Newly created S3 buckets are secure and private by default, but AWS S3 provides features that allows administrators to share buckets with other authenticated and unauthenticated (public) entities. This makes it possible to share a bucket between different applications running in separate AWS accounts, and to use the S3 service to host public information (e.g. a static website).
However, we often see developers relax permissions for a bucket or make bucket access public to try and resolve/troubleshoot a permissions issue. If not immediately remediated, this can lead to a data breach down the road. Given that these types of lapses occur all too frequently, AWS has implemented new features to give organizations more control over the ability to enable public access.
This post looks at the two types of AWS S3 public access blocks and show you how to use Turbot Guardrails to ensure they are automatically enabled across all of your accounts and buckets.
S3 Account Public Access Blocks
Account-level public access blocks have the ability to eliminate public access in both access control lists (ACLs) and in S3 bucket IAM resource policies. You also have the option to block the creation of any new public access and/or to retroactively apply those settings to existing ACLs and bucket policies. This work can be easily accomplished through the console UI for a single account, but retroactively enabling those settings across hundreds of accounts (and making sure they are not turned off) is a job for automation.
S3 Account Public Access Blocks
Bucket-level public access blocks apply protection in broad strokes, but won’t work in use cases where some bucket sharing is necessary. For example, a customer might want to share a bucket between their data lake account and separate accounts that perform compute functions on the data. In these circumstances you can use bucket level access blocks (instead of account level) to allow for some public or cross-account sharing on a bucket-by-bucket basis.
Enabling these public blocks across thousands of buckets, maintaining exception lists and ensuring that the configuration does not drift, is not something that can be done manually, it requires an automated continuous compliance solution.
Get it done with Turbot Guardrails
In Turbot Guardrails, AWS S3 public access block settings are readily available to control your cloud resource configurations. Setting the correct Turbot Guardrails policies can be accomplished with just a few clicks:

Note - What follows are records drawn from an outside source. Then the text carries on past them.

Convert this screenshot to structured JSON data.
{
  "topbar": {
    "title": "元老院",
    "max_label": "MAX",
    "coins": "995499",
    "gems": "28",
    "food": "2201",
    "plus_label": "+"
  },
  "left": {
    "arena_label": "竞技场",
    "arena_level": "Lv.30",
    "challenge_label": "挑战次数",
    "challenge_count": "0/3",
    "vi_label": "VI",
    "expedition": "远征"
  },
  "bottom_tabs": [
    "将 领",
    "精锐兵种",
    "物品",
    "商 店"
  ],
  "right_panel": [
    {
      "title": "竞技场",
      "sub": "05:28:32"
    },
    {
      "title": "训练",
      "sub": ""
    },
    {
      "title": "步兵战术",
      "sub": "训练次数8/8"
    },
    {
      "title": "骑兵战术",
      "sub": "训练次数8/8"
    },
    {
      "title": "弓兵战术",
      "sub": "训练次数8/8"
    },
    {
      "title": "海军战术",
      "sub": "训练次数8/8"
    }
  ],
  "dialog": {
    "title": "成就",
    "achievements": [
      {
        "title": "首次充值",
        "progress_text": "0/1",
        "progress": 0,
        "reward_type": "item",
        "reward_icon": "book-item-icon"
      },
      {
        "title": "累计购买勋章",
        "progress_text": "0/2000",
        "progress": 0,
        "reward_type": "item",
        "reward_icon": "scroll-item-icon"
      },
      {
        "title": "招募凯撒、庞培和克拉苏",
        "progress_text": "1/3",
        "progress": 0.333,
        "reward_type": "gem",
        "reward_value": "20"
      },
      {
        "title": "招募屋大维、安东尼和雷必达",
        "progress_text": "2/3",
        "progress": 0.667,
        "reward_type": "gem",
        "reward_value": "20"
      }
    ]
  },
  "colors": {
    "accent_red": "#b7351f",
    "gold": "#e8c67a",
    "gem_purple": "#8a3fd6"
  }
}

AWS S3 Account-Level Public Access Block:
AWS S3 Bucket Public Access Block:
Setting the configuration via the Turbot Guardrails Terraform Provider is just as easy:
After setting these policies, Turbot Guardrails will identify all AWS accounts and S3 buckets that are not enabled for public access block settings, and then handle remediation (i.e. set the configurations).
If you are not yet ready to enforce remediation, you can still assess the impact of this in your environment by setting the value to 'Check: Per
Public Access Block > Settings at the Turbot level. In ‘Check’ mode Turbot Guardrails will alarm on accounts and buckets that do not have public blocks in place. After review of the alarms, selectively apply the enforcement settings or create exceptions as desired.
Given that denying public access may not be applicable for all accounts and buckets, make use of Turbot Guardrails policy exceptions and time-based expiration settings features to mark exceptions to the rule or automatically reset a configuration when the exception expires.
Make it happen!
See for yourself how easy it is to manage your public access block settings. A ready-to-run Terraform template is available to enable this configuration from the Turbot Development Kit (TDK). If you need any assistance, let us know in our Slack community #guardrails channel. If you are new to Turbot, connect with us to learn more!